Over a period of years New did a series of prints of the Oxford Colleges based on the David Loggan's 1675 aerial perspectives. New took Loggan's format and enriched his prints with many fine details of and abut the colleges and they are valued today by many collectors because of the high level of detail and the fact that they represent the colleges in their present state.

These prints were made through a relatively new process at the time - photo engraving. Like photogravures the print is made by transferring a photo to a copper plate and then printing it. With the E.H. New prints, a contact print of New's pen and ink drawing was made and the large negative attached to a plate which was then exposed in an acid bath, the acid only biting where the negative was clear; thus, creating and engraved plate of New's drawing. The prints were available separately at shops in Oxford such as Ryman's in the early part of the 20th century. 

Wednesday, 13 June 2012

Jonathan Brett Giclee Prints

This contemporary Giclee print by local artist Jonathan Brett is a wonderfully quirky play on traditional Oxford life.  Trained as a photographer, Brett makes merticulously detailed drawings in pen and ink and then creates a limited number of high quality Giclee prints from the original.

We stock a range of Jonathan Brett prints relating to Oxford as well as a very limited number of original drawings.

Peloton, pictured here is one of an edition of just 25.

Giclee print
Image 100 x 440 mm, Sheet 224 x 595 mm
Signed, numbered and inscribed in pencil

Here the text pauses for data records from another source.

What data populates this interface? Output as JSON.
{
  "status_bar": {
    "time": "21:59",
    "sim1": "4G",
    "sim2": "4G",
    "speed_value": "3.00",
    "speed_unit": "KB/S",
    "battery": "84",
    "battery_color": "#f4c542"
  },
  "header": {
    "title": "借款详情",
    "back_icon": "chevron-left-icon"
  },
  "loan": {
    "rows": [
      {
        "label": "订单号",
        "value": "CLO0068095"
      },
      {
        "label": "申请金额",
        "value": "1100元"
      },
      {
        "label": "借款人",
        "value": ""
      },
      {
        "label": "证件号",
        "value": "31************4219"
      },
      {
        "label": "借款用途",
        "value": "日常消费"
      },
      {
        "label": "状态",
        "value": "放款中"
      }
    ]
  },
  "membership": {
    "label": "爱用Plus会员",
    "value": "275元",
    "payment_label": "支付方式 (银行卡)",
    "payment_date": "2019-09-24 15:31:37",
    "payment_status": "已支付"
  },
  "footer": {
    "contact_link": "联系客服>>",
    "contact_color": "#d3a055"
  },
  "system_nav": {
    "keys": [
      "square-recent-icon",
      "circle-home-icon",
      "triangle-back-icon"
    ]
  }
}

Wednesday, 6 June 2012

Stunning Dr Hooker Mezzotint featured on the BBC!

Nature lovers may have seen this spectacular mezzotint featured recently on the BBCs Natural World episode The Himilayas.  

This extremely rare engraving documents Dr. Joseph Dalton Hooker's famous expedition into the Himalayas.

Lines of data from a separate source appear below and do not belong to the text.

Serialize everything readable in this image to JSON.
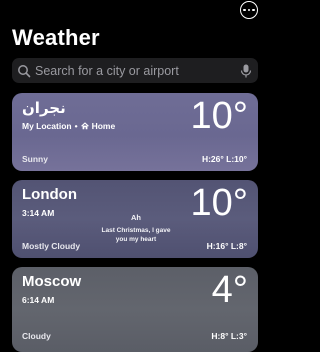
{
  "app": {
    "title": "Weather"
  },
  "search": {
    "placeholder": "Search for a city or airport",
    "value": ""
  },
  "cards": [
    {
      "city": "نجران",
      "subtitle": "My Location",
      "separator": "•",
      "home_label": "Home",
      "temperature": "10°",
      "condition": "Sunny",
      "high_low": "H:26° L:10°",
      "icon": "home-icon"
    },
    {
      "city": "London",
      "subtitle": "3:14 AM",
      "temperature": "10°",
      "condition": "Mostly Cloudy",
      "high_low": "H:16° L:8°",
      "lyrics": {
        "title": "Ah",
        "line1": "Last Christmas, I gave",
        "line2": "you my heart"
      }
    },
    {
      "city": "Moscow",
      "subtitle": "6:14 AM",
      "temperature": "4°",
      "condition": "Cloudy",
      "high_low": "H:8° L:3°"
    }
  ],
  "icons": {
    "more": "more-options-icon",
    "search": "search-icon",
    "mic": "microphone-icon",
    "home": "home-icon"
  }
}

A hugely important figure in the history of botanic science, and a close friend of Charles Darwin, Dr Hooker was the first European ever to collect plants from the Himalayas. He was Director of the Royal Botanic Gardens, Kew for twenty years and during his exploration of the Himilayas he sent back many previously unknown species of rhododendron, some of which can be seen in Kew's Rhododendron Dell. His book The Rhododendrons of Sikkim-Himalaya was followed by two volumes of Himalayan Journals and The Flora of British India.

[Dr. Joseph Dalton Hooker, F.R.S. in the Rhododendron Region of the Himalaya Mountains]

William Walker after Frank Stone
Image 567 x 479 mm, Plate 682 x 560 mm, Sheet 780 x 610 mm

Finished proof before all letters.

Dr. Hooker seated and looking to the left, is offered gifts of Rhododendrons by the kneeling female figures surrounding him. A man stands to the right surveying the scene, whilst in the distance the Himalayas can be seen.

Sir Joseph Dalton Hooker (1817 - 1911) was a British botanist. The son of Sir William Jackson Hooker, he became director of the Royal Botanic Gardens, Kew (1865-1885) following the death of his father.

William Walker the Younger (1791 - 1867) was an engraver, mezzotinter and publisher. Born in Scotland and trained in Edinburgh, Walker moved to London to work for Thomas Wollnoth. In 1829 he married Elizabeth Reynolds, the daughter of Samuel William Reynolds I. They had a son who was also named William Walker. It is thought that the Alexander Walker publishing from 3 King Street is also related.

O’Donoghue (not recorded)

Ex. Col.: Hon. Christopher Lennox-Boyd